Hold onto your taste buds: There’s nothing you won’t want to try on the menu of Jaime’s Creole Brasserie in Brevard. The 17-month-old restaurant signals polished hospitality and the promise of good food.
Although the space is gargantuan, the cozy central hub of the room is the long bar area situated under 200-year-old pine beams. Smaller anterooms with lower ceilings and optional privacy screens skirt the main hall. From our perch we can see the gleaming open kitchen at the far end of the dining room. The truly curious can belly up to the eight seats at the kitchen-side chef’s table.
A wood-fired oven bakes pizzas, such as the Finnochio (ricotta, mozzarella, duck confit, shaved fennel, anise seed, balsamic braised figs, and rosemary), the Mr. Paul (a muffaletta-inspired pie), and at least six others. But we are here to taste the creole cuisine of Chef Jaime Hernandez, the former executive chef of Baton Rouge’s Jubans, who was voted one of the best chefs in America by his peers. He came to Western North Carolina three years ago, first opening a small, well-regarded café in Marshall. Ultimately, Brevard, with its small Louisiana diaspora, seemed a better fit.
Hernandez makes everything in his kitchen, from the Worcestershire sauce to the local farm tomato ketchup to the blends he grinds from whole spices. He grew up in Breaux Bridge, Louisiana, the purported crawfish capital of the world. “In Louisiana, you just grow up around food, and the emphasis on food is everywhere,” Hernandez says. Even socializing is “based on ‘where you gonna eat next.’”
For us, the question is what are we going to eat next. We’re already enamored with the dark and deep base notes of spice in the gumbo that’s served with a mound of jasmine rice floating atop and spoonfuls of sliced Andouille sausage. And a lobster bisque provides a rich cream-tomato potage with a slow heat, slightly smoky edge, and taste of the sea in that rich, crustacean way only lobster can provide.
A substantial Wine Spectator award-winning wine list takes time to study, and local beers and ciders make a welcome accompaniment to many of the more complexly spiced dishes.
We dive into the crawfish and brussels small plate, served in an Asian noodle bowl—a nod to the Vietnamese-American culture Hernandez also grew up enjoying. “It’s about the combination of ingredients,” he explains. “There are so many combinations going on in Louisiana cooking, like with any ethnic cuisine. If you’ve lived there and felt the heartbeat of the culture, then the techniques come with that.”

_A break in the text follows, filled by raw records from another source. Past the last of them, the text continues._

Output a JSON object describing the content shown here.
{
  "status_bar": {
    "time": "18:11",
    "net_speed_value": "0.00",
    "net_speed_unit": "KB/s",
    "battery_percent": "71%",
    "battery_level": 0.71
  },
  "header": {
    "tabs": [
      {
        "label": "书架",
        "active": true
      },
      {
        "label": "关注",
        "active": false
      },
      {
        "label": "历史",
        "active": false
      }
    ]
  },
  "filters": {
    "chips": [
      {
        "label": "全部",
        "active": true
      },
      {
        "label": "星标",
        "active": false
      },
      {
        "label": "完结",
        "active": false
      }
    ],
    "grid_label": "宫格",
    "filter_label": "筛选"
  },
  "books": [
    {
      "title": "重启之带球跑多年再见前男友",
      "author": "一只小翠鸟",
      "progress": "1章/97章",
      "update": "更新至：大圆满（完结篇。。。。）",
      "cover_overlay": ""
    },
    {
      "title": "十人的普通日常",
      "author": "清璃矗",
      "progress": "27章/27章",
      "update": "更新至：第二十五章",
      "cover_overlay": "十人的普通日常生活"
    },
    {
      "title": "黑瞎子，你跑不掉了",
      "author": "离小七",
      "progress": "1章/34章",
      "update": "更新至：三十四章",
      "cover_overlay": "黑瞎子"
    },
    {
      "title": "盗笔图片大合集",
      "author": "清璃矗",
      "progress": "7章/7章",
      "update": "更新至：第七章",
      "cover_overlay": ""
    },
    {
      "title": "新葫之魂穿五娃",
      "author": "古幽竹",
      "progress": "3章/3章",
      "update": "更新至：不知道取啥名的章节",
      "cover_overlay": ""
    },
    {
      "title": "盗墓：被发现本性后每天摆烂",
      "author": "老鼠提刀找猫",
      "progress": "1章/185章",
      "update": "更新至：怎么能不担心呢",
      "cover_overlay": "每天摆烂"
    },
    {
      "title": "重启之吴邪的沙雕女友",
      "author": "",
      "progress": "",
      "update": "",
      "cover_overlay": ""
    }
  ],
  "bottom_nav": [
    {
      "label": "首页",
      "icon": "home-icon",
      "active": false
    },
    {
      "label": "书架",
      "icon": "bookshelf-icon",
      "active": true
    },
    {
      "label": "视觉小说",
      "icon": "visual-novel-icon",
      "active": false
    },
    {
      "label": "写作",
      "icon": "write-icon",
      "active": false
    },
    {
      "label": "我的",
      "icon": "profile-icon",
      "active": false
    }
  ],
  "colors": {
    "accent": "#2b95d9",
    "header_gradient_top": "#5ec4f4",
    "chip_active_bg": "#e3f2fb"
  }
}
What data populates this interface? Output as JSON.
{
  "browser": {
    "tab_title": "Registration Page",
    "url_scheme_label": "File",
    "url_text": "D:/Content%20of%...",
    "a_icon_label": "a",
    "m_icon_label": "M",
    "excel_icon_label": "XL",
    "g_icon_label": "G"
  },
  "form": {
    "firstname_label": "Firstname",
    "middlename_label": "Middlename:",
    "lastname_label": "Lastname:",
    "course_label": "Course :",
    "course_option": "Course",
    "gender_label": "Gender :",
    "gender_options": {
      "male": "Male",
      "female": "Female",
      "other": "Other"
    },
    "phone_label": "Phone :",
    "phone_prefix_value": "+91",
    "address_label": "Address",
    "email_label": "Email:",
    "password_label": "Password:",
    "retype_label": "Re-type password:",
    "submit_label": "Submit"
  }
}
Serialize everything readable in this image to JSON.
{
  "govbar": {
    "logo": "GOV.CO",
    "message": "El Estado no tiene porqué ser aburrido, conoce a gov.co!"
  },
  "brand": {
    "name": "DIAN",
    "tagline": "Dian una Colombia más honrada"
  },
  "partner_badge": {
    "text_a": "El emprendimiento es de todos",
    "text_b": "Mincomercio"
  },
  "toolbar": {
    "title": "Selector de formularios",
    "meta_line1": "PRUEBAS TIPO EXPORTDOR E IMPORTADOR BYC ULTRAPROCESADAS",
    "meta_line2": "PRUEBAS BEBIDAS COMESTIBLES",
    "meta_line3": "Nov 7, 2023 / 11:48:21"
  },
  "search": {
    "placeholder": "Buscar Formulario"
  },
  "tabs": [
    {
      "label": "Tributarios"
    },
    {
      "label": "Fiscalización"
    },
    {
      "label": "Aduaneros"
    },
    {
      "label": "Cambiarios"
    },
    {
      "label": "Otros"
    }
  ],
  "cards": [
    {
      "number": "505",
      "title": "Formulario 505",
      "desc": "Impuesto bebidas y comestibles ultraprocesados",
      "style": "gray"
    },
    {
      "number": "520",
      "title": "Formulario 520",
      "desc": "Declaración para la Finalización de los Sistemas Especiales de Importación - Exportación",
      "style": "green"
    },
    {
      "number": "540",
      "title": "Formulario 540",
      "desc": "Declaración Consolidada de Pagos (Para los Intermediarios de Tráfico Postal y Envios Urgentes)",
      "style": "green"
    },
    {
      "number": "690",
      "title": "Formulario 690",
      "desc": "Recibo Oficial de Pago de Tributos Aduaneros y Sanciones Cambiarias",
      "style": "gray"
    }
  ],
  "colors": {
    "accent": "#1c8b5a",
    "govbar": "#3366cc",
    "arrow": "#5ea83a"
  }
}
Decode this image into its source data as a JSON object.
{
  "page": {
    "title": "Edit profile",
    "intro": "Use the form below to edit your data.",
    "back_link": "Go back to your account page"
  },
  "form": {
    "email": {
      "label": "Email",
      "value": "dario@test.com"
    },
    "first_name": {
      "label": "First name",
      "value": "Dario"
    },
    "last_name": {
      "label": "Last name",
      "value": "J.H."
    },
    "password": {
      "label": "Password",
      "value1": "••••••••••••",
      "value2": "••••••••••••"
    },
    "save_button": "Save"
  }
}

The brussels are slightly charred and studded with Benton’s bacon, shaved radish, cilantro, and thin pickled onion rounds in a piquant honey-mustard sauce. While we could opt for any number of light, bright salads, and starters like honey bourbon-brined bone marrow, escargots, and wood fire-roasted oysters, our hearts are set on the crawfish and bacon mac and cheese. Rich with sherry-spiked pimento Mornay, Louisiana crawfish tails, and bacon gratineé, it’s possibly the least delicate dish on the menu but satisfies completely.
Hernandez’s creole and classic French experience shines most with the entrées. Mountain trout meunière, an oven-roasted rainbow trout filet stuffed with lump crabmeat, is served as a roulade skin side out, perched on a bed of grilled asparagus. A creole meunière—brown butter, chopped parsley, and lemon—makes this dish a light but brilliant dinner choice. It’s so beautifully executed, you’ll fall in love with brown butter all over again.
Tonight’s risotto special (it’s usually on the menu, but with various pairings) is a gorgeous plate of plump mussels flowering open around a generous mound of swordfish chunks, shrimp, and more crawfish. Lashings of saffron-scented sauce make this version particularly aromatic.
If you prefer deep and savory, try the grillades—tender Abita root beer-braised pork cheeks atop creamy stone-ground grits, ginger-tomato jam, and fried leeks—or the wonderfully traditional steak frites, replete with béarnaise sauce.
Because it’s so unusual for these parts, we must try the bananas Foster, created first at Brennan’s, the famed New Orleans restaurant, in 1951. Butter, brown sugar, cinnamon, dark rum, and liqueur are cooked to caramel-sauce perfection with ripe bananas, lit afire and served on top of vanilla ice cream. Forgoing the flambé, Hernandez uses a crisp waffle as his canvas. The dessert disappears quickly; in fact, nothing lingers for long at Jaime’s, except for the diners.
The Draw: This great space is creating excitement with Louisiana cooking by a native.
The Drawback: Cocktails could be prettier if not served in mason jars.
Don’t Miss: Lick-your-plate-delicious bananas Foster, rustic gumbo, or anything with crawfish
Jaime’s Creole Brasserie
44 E. Main St.
L, D, SBR (closed Monday) $$$